Say how many lines in the entries hold the word "ogłoszenie", and reply with that number only.

================================

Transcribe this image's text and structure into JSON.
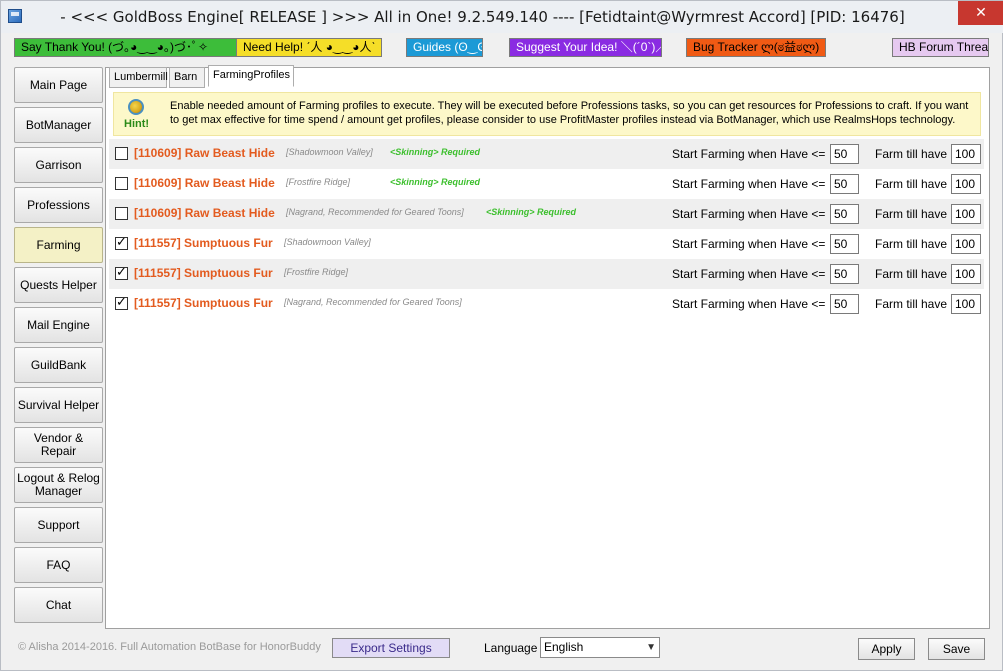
{
  "window": {
    "title": "- <<< GoldBoss Engine[ RELEASE ]  >>>  All in One! 9.2.549.140  ----  [Fetidtaint@Wyrmrest Accord] [PID: 16476]",
    "close_glyph": "✕"
  },
  "top_links": {
    "thanks": "Say Thank You! (づ｡◕‿‿◕｡)づ･ﾟ✧",
    "help": "Need Help! ˊ人 ◕‿‿◕人ˋ",
    "guides": "Guides (ʘ‿ʘ)",
    "suggest": "Suggest Your Idea! ＼(´0`)／",
    "bug": "Bug Tracker ლ(ಠ益ಠლ)",
    "forum": "HB Forum Thread"
  },
  "sidebar": {
    "items": [
      {
        "label": "Main Page"
      },
      {
        "label": "BotManager"
      },
      {
        "label": "Garrison"
      },
      {
        "label": "Professions"
      },
      {
        "label": "Farming"
      },
      {
        "label": "Quests Helper"
      },
      {
        "label": "Mail Engine"
      },
      {
        "label": "GuildBank"
      },
      {
        "label": "Survival Helper"
      },
      {
        "label": "Vendor & Repair"
      },
      {
        "label": "Logout & Relog Manager"
      },
      {
        "label": "Support"
      },
      {
        "label": "FAQ"
      },
      {
        "label": "Chat"
      }
    ],
    "active": "Farming"
  },
  "tabs": {
    "lumbermill": "Lumbermill",
    "barn": "Barn",
    "farming": "FarmingProfiles"
  },
  "hint": {
    "label": "Hint!",
    "text": "Enable needed amount of Farming profiles to execute. They will be executed before Professions tasks, so you can get resources for Professions to craft. If you want to get max effective for time spend / amount get profiles, please consider to use ProfitMaster profiles instead via BotManager, which use RealmsHops technology."
  },
  "profiles": [
    {
      "checked": false,
      "name": "[110609] Raw Beast Hide",
      "zone": "[Shadowmoon Valley]",
      "requirement": "<Skinning> Required",
      "start_label": "Start Farming when Have <=",
      "start_value": "50",
      "farm_label": "Farm till have",
      "farm_value": "100"
    },
    {
      "checked": false,
      "name": "[110609] Raw Beast Hide",
      "zone": "[Frostfire Ridge]",
      "requirement": "<Skinning> Required",
      "start_label": "Start Farming when Have <=",
      "start_value": "50",
      "farm_label": "Farm till have",
      "farm_value": "100"
    },
    {
      "checked": false,
      "name": "[110609] Raw Beast Hide",
      "zone": "[Nagrand, Recommended for Geared Toons]",
      "requirement": "<Skinning> Required",
      "start_label": "Start Farming when Have <=",
      "start_value": "50",
      "farm_label": "Farm till have",
      "farm_value": "100"
    },
    {
      "checked": true,
      "name": "[111557] Sumptuous Fur",
      "zone": "[Shadowmoon Valley]",
      "requirement": "",
      "start_label": "Start Farming when Have <=",
      "start_value": "50",
      "farm_label": "Farm till have",
      "farm_value": "100"
    },
    {
      "checked": true,
      "name": "[111557] Sumptuous Fur",
      "zone": "[Frostfire Ridge]",
      "requirement": "",
      "start_label": "Start Farming when Have <=",
      "start_value": "50",
      "farm_label": "Farm till have",
      "farm_value": "100"
    },
    {
      "checked": true,
      "name": "[111557] Sumptuous Fur",
      "zone": "[Nagrand, Recommended for Geared Toons]",
      "requirement": "",
      "start_label": "Start Farming when Have <=",
      "start_value": "50",
      "farm_label": "Farm till have",
      "farm_value": "100"
    }
  ],
  "footer": {
    "copyright": "© Alisha 2014-2016. Full Automation BotBase for HonorBuddy",
    "export_label": "Export Settings",
    "language_label": "Language",
    "language_value": "English",
    "apply_label": "Apply",
    "save_label": "Save"
  },
  "colors": {
    "profile_name": "#e35b1f",
    "requirement": "#3cbf2d",
    "active_sidebar": "#f4f1c6",
    "hint_bg": "#fdf8c9"
  }
}
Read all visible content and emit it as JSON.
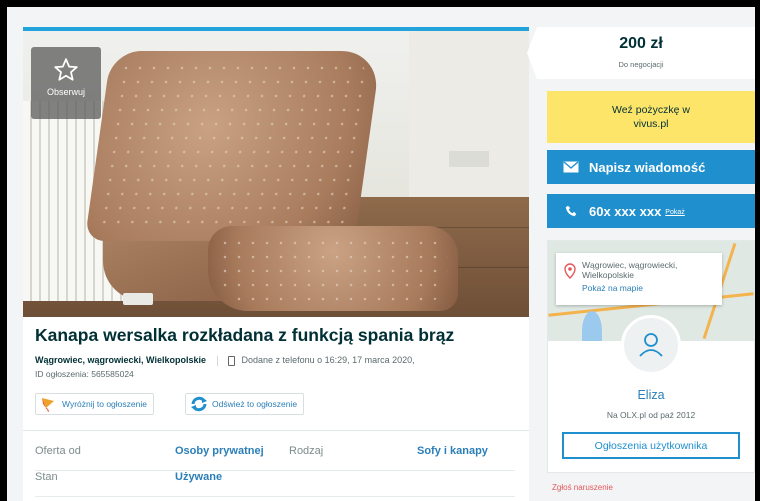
{
  "listing": {
    "watch_label": "Obserwuj",
    "title": "Kanapa wersalka rozkładana z funkcją spania brąz",
    "location": "Wągrowiec, wągrowiecki, Wielkopolskie",
    "added_text": "Dodane z telefonu",
    "added_time": "o 16:29, 17 marca 2020,",
    "ad_id": "ID ogłoszenia: 565585024",
    "promote_label": "Wyróżnij to ogłoszenie",
    "refresh_label": "Odśwież to ogłoszenie",
    "params": [
      {
        "key": "Oferta od",
        "value": "Osoby prywatnej"
      },
      {
        "key": "Rodzaj",
        "value": "Sofy i kanapy"
      },
      {
        "key": "Stan",
        "value": "Używane"
      }
    ]
  },
  "sidebar": {
    "price": "200 zł",
    "negotiable": "Do negocjacji",
    "loan_line1": "Weź pożyczkę w",
    "loan_line2": "vivus.pl",
    "message_button": "Napisz wiadomość",
    "phone_masked": "60x xxx xxx",
    "phone_show": "Pokaż",
    "map_address": "Wągrowiec, wągrowiecki, Wielkopolskie",
    "show_on_map": "Pokaż na mapie",
    "user_name": "Eliza",
    "user_since": "Na OLX.pl od paź 2012",
    "user_ads_button": "Ogłoszenia użytkownika",
    "report": "Zgłoś naruszenie"
  },
  "colors": {
    "accent": "#1f8fcd",
    "loan_bg": "#fde56a",
    "title": "#002f34",
    "report": "#e3585c"
  }
}
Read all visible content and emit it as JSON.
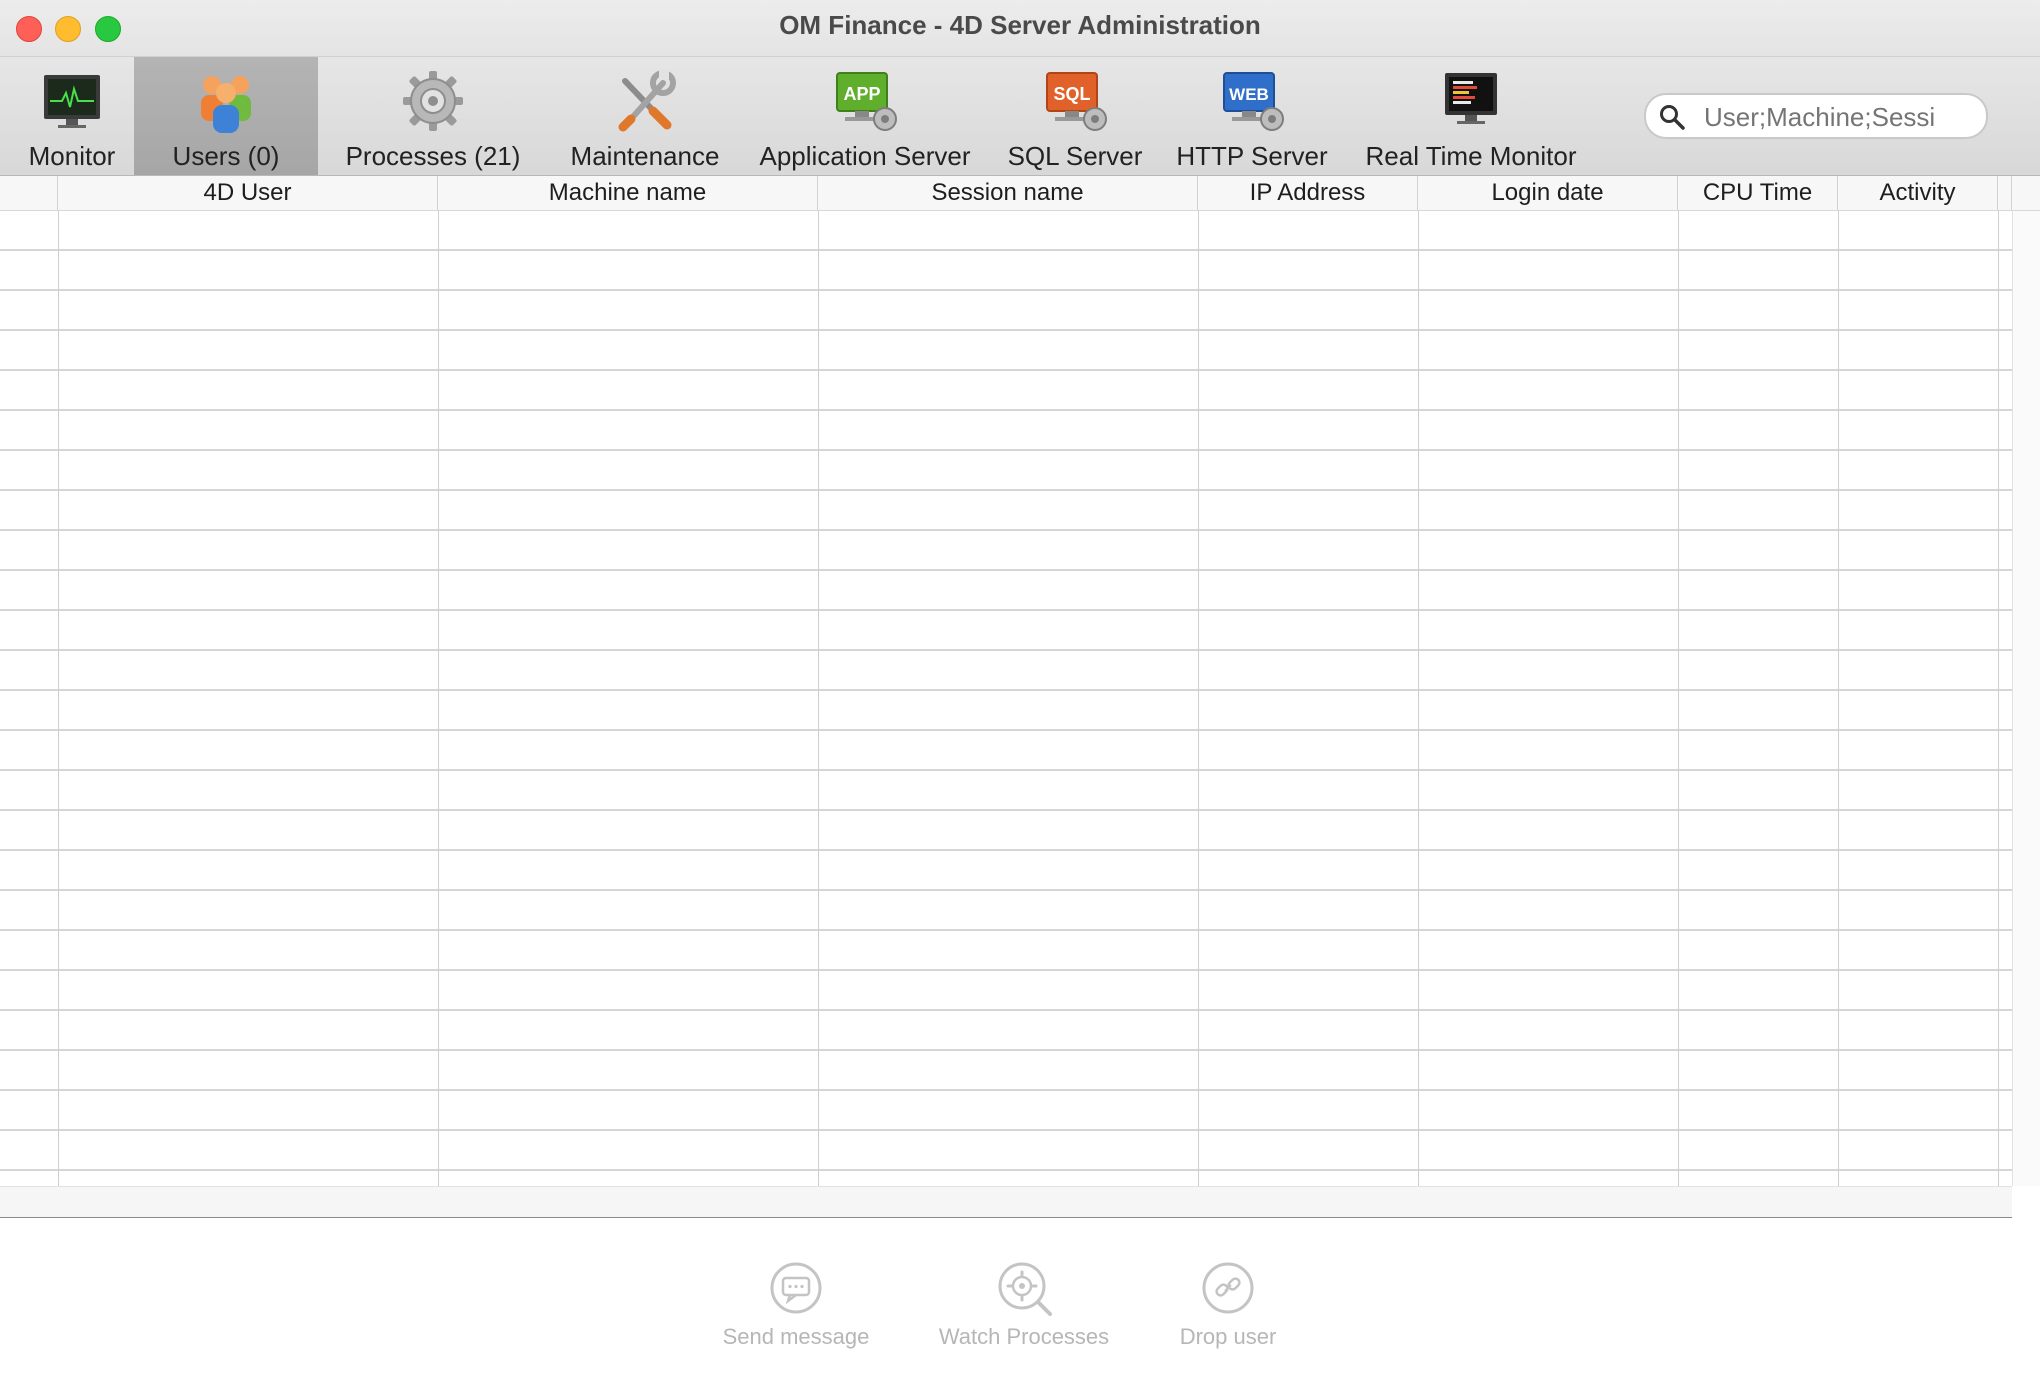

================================

Result for this task: 2